» **To do**
Look through the entries below for the string "JSON", and copy each line where it is found.
** Source material follows **
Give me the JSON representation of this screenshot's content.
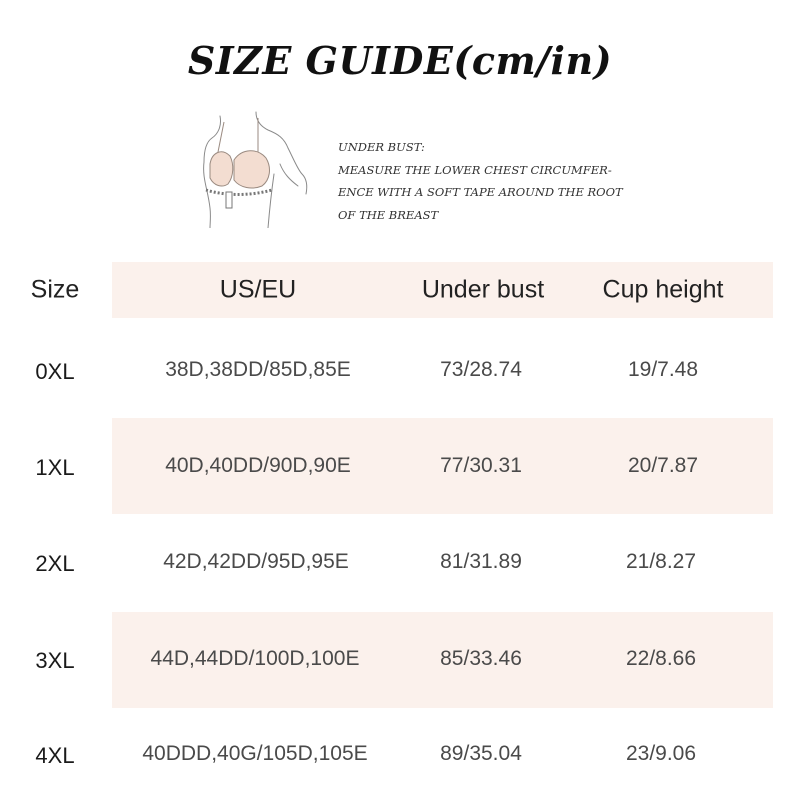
{
  "title": "SIZE GUIDE(cm/in)",
  "measure_note": {
    "lines": [
      "UNDER BUST:",
      "MEASURE THE LOWER CHEST CIRCUMFER-",
      "ENCE WITH A SOFT TAPE AROUND THE ROOT",
      "OF THE BREAST"
    ]
  },
  "table": {
    "headers": [
      "Size",
      "US/EU",
      "Under bust",
      "Cup height"
    ],
    "rows": [
      {
        "size": "0XL",
        "us_eu": "38D,38DD/85D,85E",
        "under_bust": "73/28.74",
        "cup_height": "19/7.48"
      },
      {
        "size": "1XL",
        "us_eu": "40D,40DD/90D,90E",
        "under_bust": "77/30.31",
        "cup_height": "20/7.87"
      },
      {
        "size": "2XL",
        "us_eu": "42D,42DD/95D,95E",
        "under_bust": "81/31.89",
        "cup_height": "21/8.27"
      },
      {
        "size": "3XL",
        "us_eu": "44D,44DD/100D,100E",
        "under_bust": "85/33.46",
        "cup_height": "22/8.66"
      },
      {
        "size": "4XL",
        "us_eu": "40DDD,40G/105D,105E",
        "under_bust": "89/35.04",
        "cup_height": "23/9.06"
      }
    ]
  },
  "colors": {
    "band": "#fbf1ec",
    "title": "#111111",
    "value_text": "#4a4a4a"
  }
}
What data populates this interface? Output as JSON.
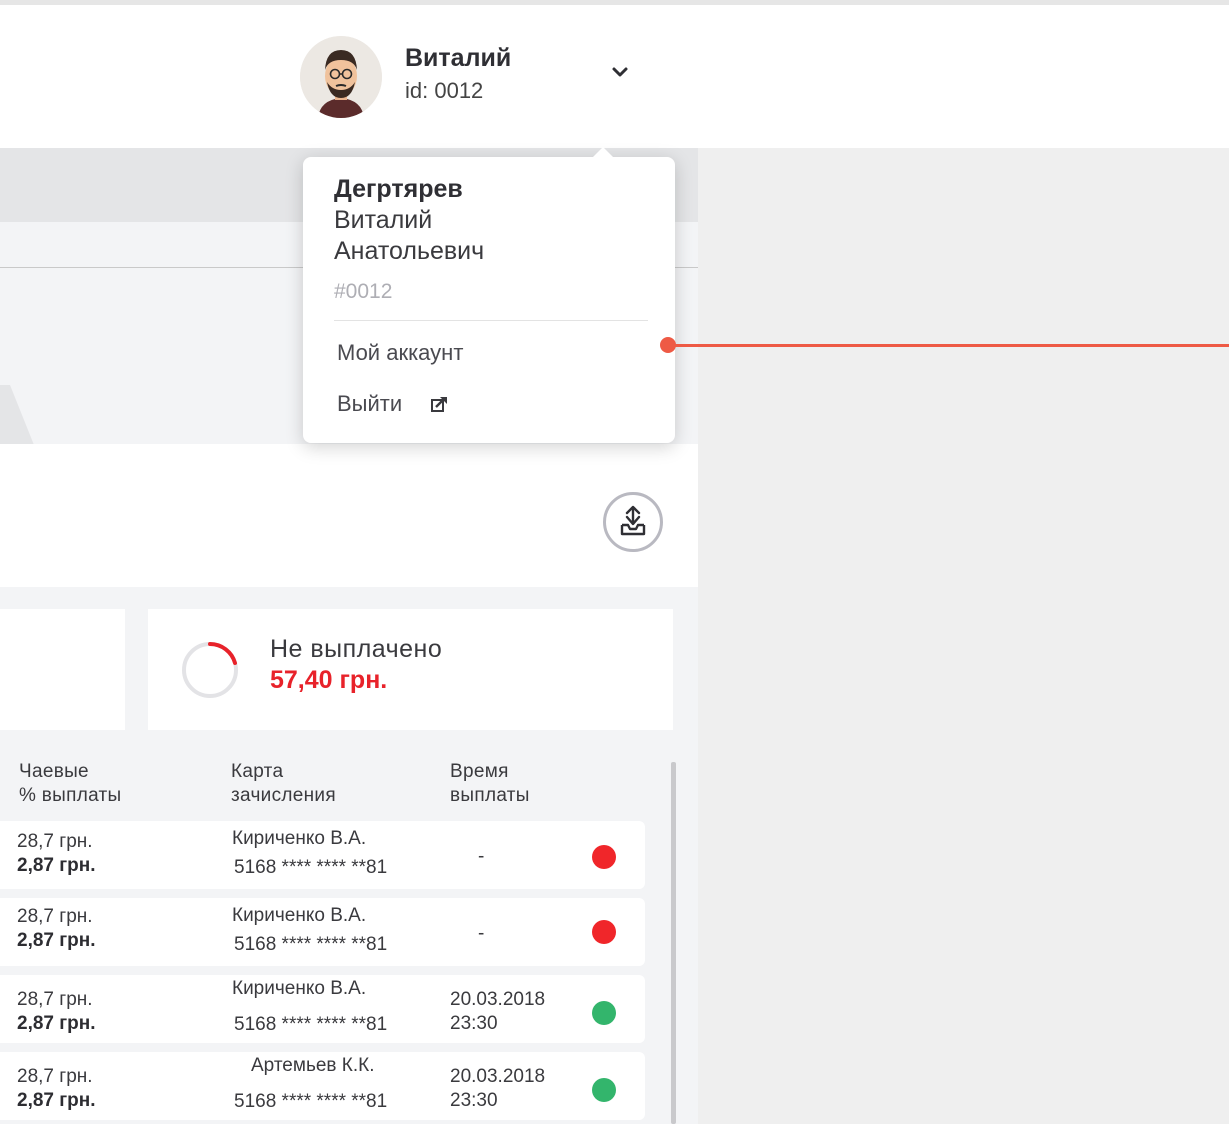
{
  "header": {
    "user_name": "Виталий",
    "user_id": "id: 0012"
  },
  "dropdown": {
    "surname": "Дегртярев",
    "first_name": "Виталий",
    "patronymic": "Анатольевич",
    "user_code": "#0012",
    "account_label": "Мой аккаунт",
    "logout_label": "Выйти"
  },
  "summary": {
    "unpaid_label": "Не выплачено",
    "unpaid_value": "57,40 грн."
  },
  "table": {
    "col_tips_line1": "Чаевые",
    "col_tips_line2": "% выплаты",
    "col_card_line1": "Карта",
    "col_card_line2": "зачисления",
    "col_time_line1": "Время",
    "col_time_line2": "выплаты",
    "rows": [
      {
        "tips": "28,7 грн.",
        "payout": "2,87 грн.",
        "holder": "Кириченко В.А.",
        "card": "5168 **** **** **81",
        "time_date": "",
        "time_hour": "",
        "dash": "-",
        "status": "unpaid"
      },
      {
        "tips": "28,7 грн.",
        "payout": "2,87 грн.",
        "holder": "Кириченко В.А.",
        "card": "5168 **** **** **81",
        "time_date": "",
        "time_hour": "",
        "dash": "-",
        "status": "unpaid"
      },
      {
        "tips": "28,7 грн.",
        "payout": "2,87 грн.",
        "holder": "Кириченко В.А.",
        "card": "5168 **** **** **81",
        "time_date": "20.03.2018",
        "time_hour": "23:30",
        "dash": "",
        "status": "paid"
      },
      {
        "tips": "28,7 грн.",
        "payout": "2,87 грн.",
        "holder": "Артемьев К.К.",
        "card": "5168 **** **** **81",
        "time_date": "20.03.2018",
        "time_hour": "23:30",
        "dash": "",
        "status": "paid"
      }
    ]
  },
  "colors": {
    "unpaid": "#f0262a",
    "paid": "#33b56c",
    "accent_red": "#e8222a",
    "callout": "#ee5a45"
  },
  "icons": {
    "chevron": "chevron-down-icon",
    "export": "export-icon",
    "logout": "logout-icon"
  }
}
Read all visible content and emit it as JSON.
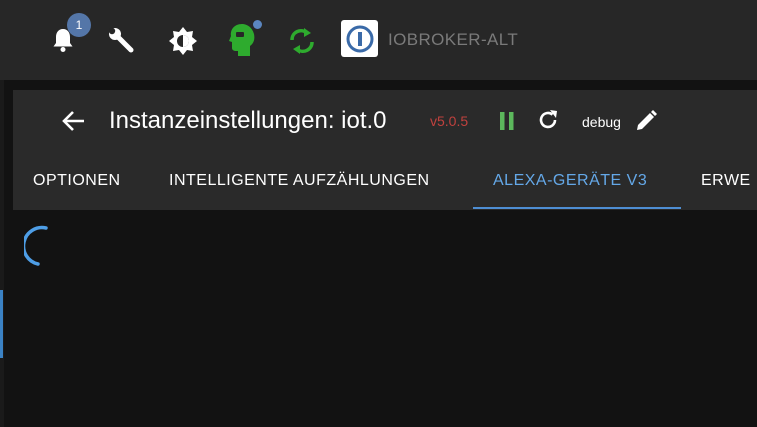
{
  "topbar": {
    "notifications_count": "1",
    "brand": "IOBROKER-ALT",
    "icons": [
      "bell-icon",
      "wrench-icon",
      "brightness-icon",
      "expert-mode-icon",
      "update-sync-icon",
      "iobroker-logo"
    ]
  },
  "instance": {
    "title": "Instanzeinstellungen: iot.0",
    "version": "v5.0.5",
    "loglevel": "debug"
  },
  "tabs": [
    {
      "label": "OPTIONEN",
      "active": false
    },
    {
      "label": "INTELLIGENTE AUFZÄHLUNGEN",
      "active": false
    },
    {
      "label": "ALEXA-GERÄTE V3",
      "active": true
    },
    {
      "label": "ERWE",
      "active": false
    }
  ],
  "colors": {
    "accent": "#4e8ed3",
    "version": "#c0413e",
    "pause": "#5cb85c",
    "green_icons": "#2eab2e"
  }
}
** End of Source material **
» **Reply**
Give me the JSON representation of this screenshot's content.
What data populates this interface? Output as JSON.
Read all visible content and emit it as JSON.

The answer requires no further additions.